» **Your instructions**: Give back every record below, character for character.
Records to process section start
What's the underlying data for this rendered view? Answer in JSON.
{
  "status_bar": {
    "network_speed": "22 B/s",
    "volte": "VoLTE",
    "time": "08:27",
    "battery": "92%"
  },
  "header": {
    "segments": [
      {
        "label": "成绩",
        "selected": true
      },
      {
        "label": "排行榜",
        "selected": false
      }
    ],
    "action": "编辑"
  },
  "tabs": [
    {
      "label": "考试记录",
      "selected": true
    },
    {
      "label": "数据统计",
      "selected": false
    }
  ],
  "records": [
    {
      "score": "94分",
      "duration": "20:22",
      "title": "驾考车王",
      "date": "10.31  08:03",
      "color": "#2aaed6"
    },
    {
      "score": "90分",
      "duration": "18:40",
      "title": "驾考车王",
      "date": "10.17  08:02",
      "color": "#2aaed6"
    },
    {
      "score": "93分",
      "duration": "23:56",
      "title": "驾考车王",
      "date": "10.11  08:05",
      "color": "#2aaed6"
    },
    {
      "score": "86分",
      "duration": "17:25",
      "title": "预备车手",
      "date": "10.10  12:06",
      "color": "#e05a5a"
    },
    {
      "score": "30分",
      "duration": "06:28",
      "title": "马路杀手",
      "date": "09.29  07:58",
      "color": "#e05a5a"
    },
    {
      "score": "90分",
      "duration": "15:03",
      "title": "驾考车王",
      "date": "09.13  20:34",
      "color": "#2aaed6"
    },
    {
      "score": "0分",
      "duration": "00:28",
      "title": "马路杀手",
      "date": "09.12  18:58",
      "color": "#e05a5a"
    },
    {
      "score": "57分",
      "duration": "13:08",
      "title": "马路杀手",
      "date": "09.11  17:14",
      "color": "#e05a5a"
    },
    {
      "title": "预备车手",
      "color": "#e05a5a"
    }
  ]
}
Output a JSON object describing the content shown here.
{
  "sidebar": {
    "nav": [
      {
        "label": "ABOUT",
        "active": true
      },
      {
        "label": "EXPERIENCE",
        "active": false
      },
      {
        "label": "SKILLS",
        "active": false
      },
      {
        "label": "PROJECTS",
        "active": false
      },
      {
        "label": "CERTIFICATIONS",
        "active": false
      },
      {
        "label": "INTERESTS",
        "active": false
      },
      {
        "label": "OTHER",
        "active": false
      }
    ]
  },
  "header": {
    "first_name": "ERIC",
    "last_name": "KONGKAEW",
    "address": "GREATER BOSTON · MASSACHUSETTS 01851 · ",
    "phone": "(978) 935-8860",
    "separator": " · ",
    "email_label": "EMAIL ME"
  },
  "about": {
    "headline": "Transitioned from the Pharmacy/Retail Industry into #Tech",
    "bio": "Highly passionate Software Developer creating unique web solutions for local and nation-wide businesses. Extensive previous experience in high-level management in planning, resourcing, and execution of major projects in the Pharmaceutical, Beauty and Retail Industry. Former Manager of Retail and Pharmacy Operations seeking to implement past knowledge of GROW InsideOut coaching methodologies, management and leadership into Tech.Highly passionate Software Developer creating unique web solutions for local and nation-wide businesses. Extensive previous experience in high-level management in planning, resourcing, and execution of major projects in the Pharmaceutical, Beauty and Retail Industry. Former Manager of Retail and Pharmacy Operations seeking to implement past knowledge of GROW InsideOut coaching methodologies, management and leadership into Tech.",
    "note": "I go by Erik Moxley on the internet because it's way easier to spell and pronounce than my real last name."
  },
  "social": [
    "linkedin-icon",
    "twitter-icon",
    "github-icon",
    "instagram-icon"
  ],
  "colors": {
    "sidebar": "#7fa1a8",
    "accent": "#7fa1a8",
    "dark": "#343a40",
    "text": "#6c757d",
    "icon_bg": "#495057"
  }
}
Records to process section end
» **The completed task**:
What's the underlying data for this rendered view? Answer in JSON.
{
  "status_bar": {
    "network_speed": "22 B/s",
    "volte": "VoLTE",
    "time": "08:27",
    "battery": "92%"
  },
  "header": {
    "segments": [
      {
        "label": "成绩",
        "selected": true
      },
      {
        "label": "排行榜",
        "selected": false
      }
    ],
    "action": "编辑"
  },
  "tabs": [
    {
      "label": "考试记录",
      "selected": true
    },
    {
      "label": "数据统计",
      "selected": false
    }
  ],
  "records": [
    {
      "score": "94分",
      "duration": "20:22",
      "title": "驾考车王",
      "date": "10.31  08:03",
      "color": "#2aaed6"
    },
    {
      "score": "90分",
      "duration": "18:40",
      "title": "驾考车王",
      "date": "10.17  08:02",
      "color": "#2aaed6"
    },
    {
      "score": "93分",
      "duration": "23:56",
      "title": "驾考车王",
      "date": "10.11  08:05",
      "color": "#2aaed6"
    },
    {
      "score": "86分",
      "duration": "17:25",
      "title": "预备车手",
      "date": "10.10  12:06",
      "color": "#e05a5a"
    },
    {
      "score": "30分",
      "duration": "06:28",
      "title": "马路杀手",
      "date": "09.29  07:58",
      "color": "#e05a5a"
    },
    {
      "score": "90分",
      "duration": "15:03",
      "title": "驾考车王",
      "date": "09.13  20:34",
      "color": "#2aaed6"
    },
    {
      "score": "0分",
      "duration": "00:28",
      "title": "马路杀手",
      "date": "09.12  18:58",
      "color": "#e05a5a"
    },
    {
      "score": "57分",
      "duration": "13:08",
      "title": "马路杀手",
      "date": "09.11  17:14",
      "color": "#e05a5a"
    },
    {
      "title": "预备车手",
      "color": "#e05a5a"
    }
  ]
}
Output a JSON object describing the content shown here.
{
  "sidebar": {
    "nav": [
      {
        "label": "ABOUT",
        "active": true
      },
      {
        "label": "EXPERIENCE",
        "active": false
      },
      {
        "label": "SKILLS",
        "active": false
      },
      {
        "label": "PROJECTS",
        "active": false
      },
      {
        "label": "CERTIFICATIONS",
        "active": false
      },
      {
        "label": "INTERESTS",
        "active": false
      },
      {
        "label": "OTHER",
        "active": false
      }
    ]
  },
  "header": {
    "first_name": "ERIC",
    "last_name": "KONGKAEW",
    "address": "GREATER BOSTON · MASSACHUSETTS 01851 · ",
    "phone": "(978) 935-8860",
    "separator": " · ",
    "email_label": "EMAIL ME"
  },
  "about": {
    "headline": "Transitioned from the Pharmacy/Retail Industry into #Tech",
    "bio": "Highly passionate Software Developer creating unique web solutions for local and nation-wide businesses. Extensive previous experience in high-level management in planning, resourcing, and execution of major projects in the Pharmaceutical, Beauty and Retail Industry. Former Manager of Retail and Pharmacy Operations seeking to implement past knowledge of GROW InsideOut coaching methodologies, management and leadership into Tech.Highly passionate Software Developer creating unique web solutions for local and nation-wide businesses. Extensive previous experience in high-level management in planning, resourcing, and execution of major projects in the Pharmaceutical, Beauty and Retail Industry. Former Manager of Retail and Pharmacy Operations seeking to implement past knowledge of GROW InsideOut coaching methodologies, management and leadership into Tech.",
    "note": "I go by Erik Moxley on the internet because it's way easier to spell and pronounce than my real last name."
  },
  "social": [
    "linkedin-icon",
    "twitter-icon",
    "github-icon",
    "instagram-icon"
  ],
  "colors": {
    "sidebar": "#7fa1a8",
    "accent": "#7fa1a8",
    "dark": "#343a40",
    "text": "#6c757d",
    "icon_bg": "#495057"
  }
}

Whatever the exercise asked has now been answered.